Videogames - and the discourses surrounding them - have often extended, in terms that often verge on the utopian, the promise that they afford us the possibility of becoming someone other than our mundane selves. An extensive body of research on identity exploration through self-representation in MMOs and other multi-user virtual worlds has framed this ‘being otherwise’ primarily in terms of being seen to be otherwise – that is, in terms of the presentation of self in a social context. This presentation aims to extend this understanding of the ‘being otherwise’ that videogames promise, by developing the idea of an aesthetics of subjectivity built upon the foundation of the philosophy of play of Eugen Fink, linked to contemporary work on existential ludology in the field of digital game studies. The argument will be made that this ‘being otherwise’ should be understood, in more existential terms, as the structuring of a particular comportment or way of being for the player in relation to the world of the game. Moreover, the ‘doubling’ of subjectivity that Fink identifies as being inherent to the activity of play – according to which the player is, at one and the same time, occupying her role within the game and her subjectivity as an individual outside the game – makes it possible for the player to stand in an aesthetic relation to her own in-game being. Finally, this will be qualified through a highlighting of the liberal ideologies of subjectivity that, in the first place, underpin the idea of games and play as techniques for ‘being otherwise.’

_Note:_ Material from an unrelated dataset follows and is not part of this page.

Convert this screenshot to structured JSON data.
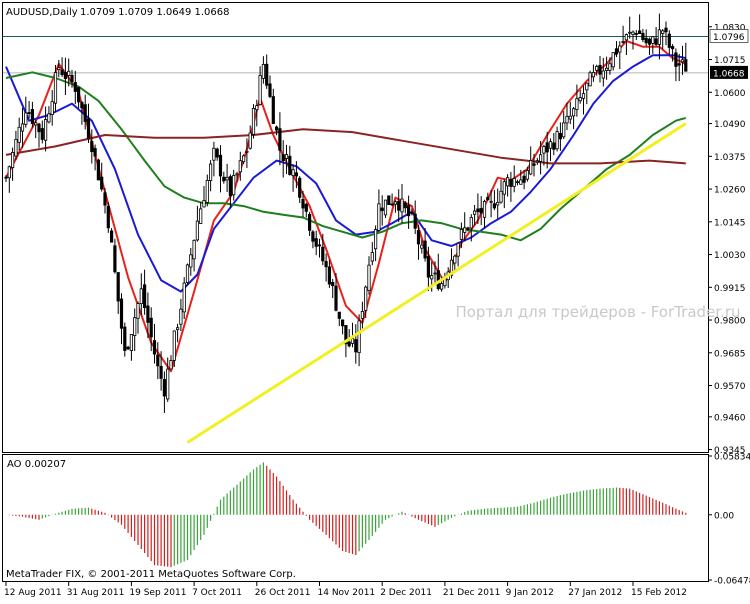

Keynote: Konstantin Ocheretyany

“Anthropotechnics of Digital Humanity: From Organon to Agonon”

Pre-digital (analog) games free a person from the forces of nature, make it possible to comprehend the natural potential of the psyche and physiology, as well as use it for other purposes in rituals, rites, etc., forming a culture; digital games make it possible to comprehend the arsenal of culture - the entire amount of anthropotechnicians which have freed themselves from their utilitarian goals and become open to modern man. In computer games, it is possible to use tools not for producing something (pragmatic action), but for understanding what is being produced (epistemic action). Thus, computer games serve as tools for understanding a new, scientifically learned instrumental reality - means of playing / thinking through a new social, political, cultural, existential situation of mankind in the world of technical media.

Keynote: Konstantin Shevtcov

“Game Boundaries”

The central thesis of the report is that the game itself cannot be the subject of analysis, because it is not based on the idea of ​​meaning or the definition of structure, but on pleasure. At the same time, it is possible to indicate the boundaries of the game, given by how this specific pleasure is lived and made out. The game works with the effects of reflection, reflection, which allow the player to master the border of his presence and absence, expand the real or virtual space of existence. The significance of the phenomenon of computer games is determined precisely by that experience of sensuality and orientation in the modern world, which cannot be obtained in any other way. If traditional games are contrasted with narrative genres as non-verbal genres and verbal, and this relationship is compared with the relationship of ritual and myth, then in computer games the narrative element becomes a constructive component of the game world, and the game affects the story being told. As a result, the world is increasingly moving away from its own history into the space of the game, and with it the very possibility of playing as an effective action with all its magic and mythology is moving into the space of computer games.

 

Доклад подготовлен в рамках деятельности ведущей научной школы МГУ имени М.В.Ломоносова «Трансформации культуры, общества и истории: философско-теоретическое осмысление»